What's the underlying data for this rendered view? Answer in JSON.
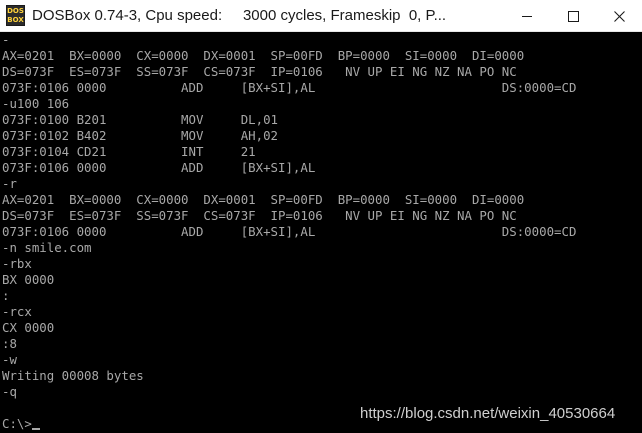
{
  "window": {
    "title": "DOSBox 0.74-3, Cpu speed:     3000 cycles, Frameskip  0, P...",
    "icon_name": "dosbox-icon",
    "icon_text_top": "DOS",
    "icon_text_bottom": "BOX",
    "minimize_glyph": "—",
    "maximize_glyph": "□",
    "close_glyph": "✕"
  },
  "console": {
    "lines": [
      "-",
      "AX=0201  BX=0000  CX=0000  DX=0001  SP=00FD  BP=0000  SI=0000  DI=0000",
      "DS=073F  ES=073F  SS=073F  CS=073F  IP=0106   NV UP EI NG NZ NA PO NC",
      "073F:0106 0000          ADD     [BX+SI],AL                         DS:0000=CD",
      "-u100 106",
      "073F:0100 B201          MOV     DL,01",
      "073F:0102 B402          MOV     AH,02",
      "073F:0104 CD21          INT     21",
      "073F:0106 0000          ADD     [BX+SI],AL",
      "-r",
      "AX=0201  BX=0000  CX=0000  DX=0001  SP=00FD  BP=0000  SI=0000  DI=0000",
      "DS=073F  ES=073F  SS=073F  CS=073F  IP=0106   NV UP EI NG NZ NA PO NC",
      "073F:0106 0000          ADD     [BX+SI],AL                         DS:0000=CD",
      "-n smile.com",
      "-rbx",
      "BX 0000",
      ":",
      "-rcx",
      "CX 0000",
      ":8",
      "-w",
      "Writing 00008 bytes",
      "-q",
      "",
      "C:\\>"
    ],
    "text_color": "#a8a8a8",
    "background_color": "#000000"
  },
  "watermark": {
    "text": "https://blog.csdn.net/weixin_40530664"
  }
}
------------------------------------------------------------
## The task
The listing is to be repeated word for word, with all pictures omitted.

## Solution to this task
What's the underlying data for this rendered view? Answer in JSON.
{
  "window": {
    "title": "DOSBox 0.74-3, Cpu speed:     3000 cycles, Frameskip  0, P...",
    "icon_name": "dosbox-icon",
    "icon_text_top": "DOS",
    "icon_text_bottom": "BOX",
    "minimize_glyph": "—",
    "maximize_glyph": "□",
    "close_glyph": "✕"
  },
  "console": {
    "lines": [
      "-",
      "AX=0201  BX=0000  CX=0000  DX=0001  SP=00FD  BP=0000  SI=0000  DI=0000",
      "DS=073F  ES=073F  SS=073F  CS=073F  IP=0106   NV UP EI NG NZ NA PO NC",
      "073F:0106 0000          ADD     [BX+SI],AL                         DS:0000=CD",
      "-u100 106",
      "073F:0100 B201          MOV     DL,01",
      "073F:0102 B402          MOV     AH,02",
      "073F:0104 CD21          INT     21",
      "073F:0106 0000          ADD     [BX+SI],AL",
      "-r",
      "AX=0201  BX=0000  CX=0000  DX=0001  SP=00FD  BP=0000  SI=0000  DI=0000",
      "DS=073F  ES=073F  SS=073F  CS=073F  IP=0106   NV UP EI NG NZ NA PO NC",
      "073F:0106 0000          ADD     [BX+SI],AL                         DS:0000=CD",
      "-n smile.com",
      "-rbx",
      "BX 0000",
      ":",
      "-rcx",
      "CX 0000",
      ":8",
      "-w",
      "Writing 00008 bytes",
      "-q",
      "",
      "C:\\>"
    ],
    "text_color": "#a8a8a8",
    "background_color": "#000000"
  },
  "watermark": {
    "text": "https://blog.csdn.net/weixin_40530664"
  }
}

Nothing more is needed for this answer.